Harry R. Gray wrote
on 25 Jan 2009 11:30 PM
A chapter has come to an end but Wyeth's book will be forever writen on the walls of civilization. As a child (50yrs ago, then 5) I remember my family including the Wyeth name in conversations. In the '70's my art interest started to peak as I declaried a BFA my goal. Abstraction was the rage but who, I thought was this man, Andrew Wyeth who did not follow the trend. His work was refreshing and a thread I held onto. In the '80's I married and we had a son in 85. We honored my son with the name of Andrew. In 92 I got my MFA in Art Education from RISD, my only mistake was not then to make the effort to meet Mr. Wyeth while I was in the East. I beleave it was in the early '90s I went to Kansas City to see the Andrew Wyeth show. I had waited so long to see, for the first time, a body of his work. Unfortunate for me I waited for the last day of the showing and it was a mad house with viewers 3 to 4 rows deep from each painting as the line outside ran long around the grounds. As I too come from a long line of artists (A.B. Durand) I feel a sadness this week for our country has lost a magnificent link to who we are as a nation and people. Harry Gray
on 8 Apr 2011 4:56 AM

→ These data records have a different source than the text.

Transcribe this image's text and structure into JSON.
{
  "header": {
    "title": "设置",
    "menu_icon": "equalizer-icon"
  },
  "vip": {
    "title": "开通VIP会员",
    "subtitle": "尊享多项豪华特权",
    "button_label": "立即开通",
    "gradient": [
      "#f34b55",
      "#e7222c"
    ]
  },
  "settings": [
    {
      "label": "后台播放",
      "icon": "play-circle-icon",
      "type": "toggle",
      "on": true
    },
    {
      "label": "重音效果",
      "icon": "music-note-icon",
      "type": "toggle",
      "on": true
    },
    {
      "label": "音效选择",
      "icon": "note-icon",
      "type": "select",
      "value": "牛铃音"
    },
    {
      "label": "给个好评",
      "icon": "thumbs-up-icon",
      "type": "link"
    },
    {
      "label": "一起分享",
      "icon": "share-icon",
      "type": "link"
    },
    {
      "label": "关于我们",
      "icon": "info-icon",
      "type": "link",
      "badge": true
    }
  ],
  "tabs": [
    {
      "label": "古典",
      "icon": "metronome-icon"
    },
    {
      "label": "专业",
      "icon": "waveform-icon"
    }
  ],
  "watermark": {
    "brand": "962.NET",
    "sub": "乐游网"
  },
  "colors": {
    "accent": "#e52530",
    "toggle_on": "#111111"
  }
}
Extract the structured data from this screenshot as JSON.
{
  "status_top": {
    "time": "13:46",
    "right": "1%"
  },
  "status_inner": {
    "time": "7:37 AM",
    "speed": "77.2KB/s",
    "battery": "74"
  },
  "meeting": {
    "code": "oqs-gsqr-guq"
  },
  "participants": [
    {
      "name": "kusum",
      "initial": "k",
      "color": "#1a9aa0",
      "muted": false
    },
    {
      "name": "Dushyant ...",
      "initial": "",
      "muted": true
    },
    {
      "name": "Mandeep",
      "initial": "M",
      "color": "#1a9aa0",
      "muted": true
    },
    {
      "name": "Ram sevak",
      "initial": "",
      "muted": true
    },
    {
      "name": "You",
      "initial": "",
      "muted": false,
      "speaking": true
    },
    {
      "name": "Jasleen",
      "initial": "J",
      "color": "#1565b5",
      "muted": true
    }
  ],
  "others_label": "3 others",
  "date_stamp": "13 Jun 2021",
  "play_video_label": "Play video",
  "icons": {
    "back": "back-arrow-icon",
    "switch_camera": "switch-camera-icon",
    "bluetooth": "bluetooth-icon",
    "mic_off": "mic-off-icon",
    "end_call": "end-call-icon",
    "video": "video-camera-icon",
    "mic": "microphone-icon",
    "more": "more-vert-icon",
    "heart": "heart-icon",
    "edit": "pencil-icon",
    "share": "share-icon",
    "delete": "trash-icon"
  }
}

Thank you Stephen. This wonderful article stirs up such deep emotions for me. In 2009 I visited the Olson's house in Maine for the third time, and I was astonished and deeply moved to find Andrew Wyeth's grave there. Apart from my great admiration for Wyeth's work I have often tried to work out why he has such a profound and magnetic affect on me over such a long period since I first saw Christina's World in 1970 on one of my first visits to the US. Most of the feelings his work evokes in me are wordless, suspended.

Fergus A. Ryan

Dublin Ireland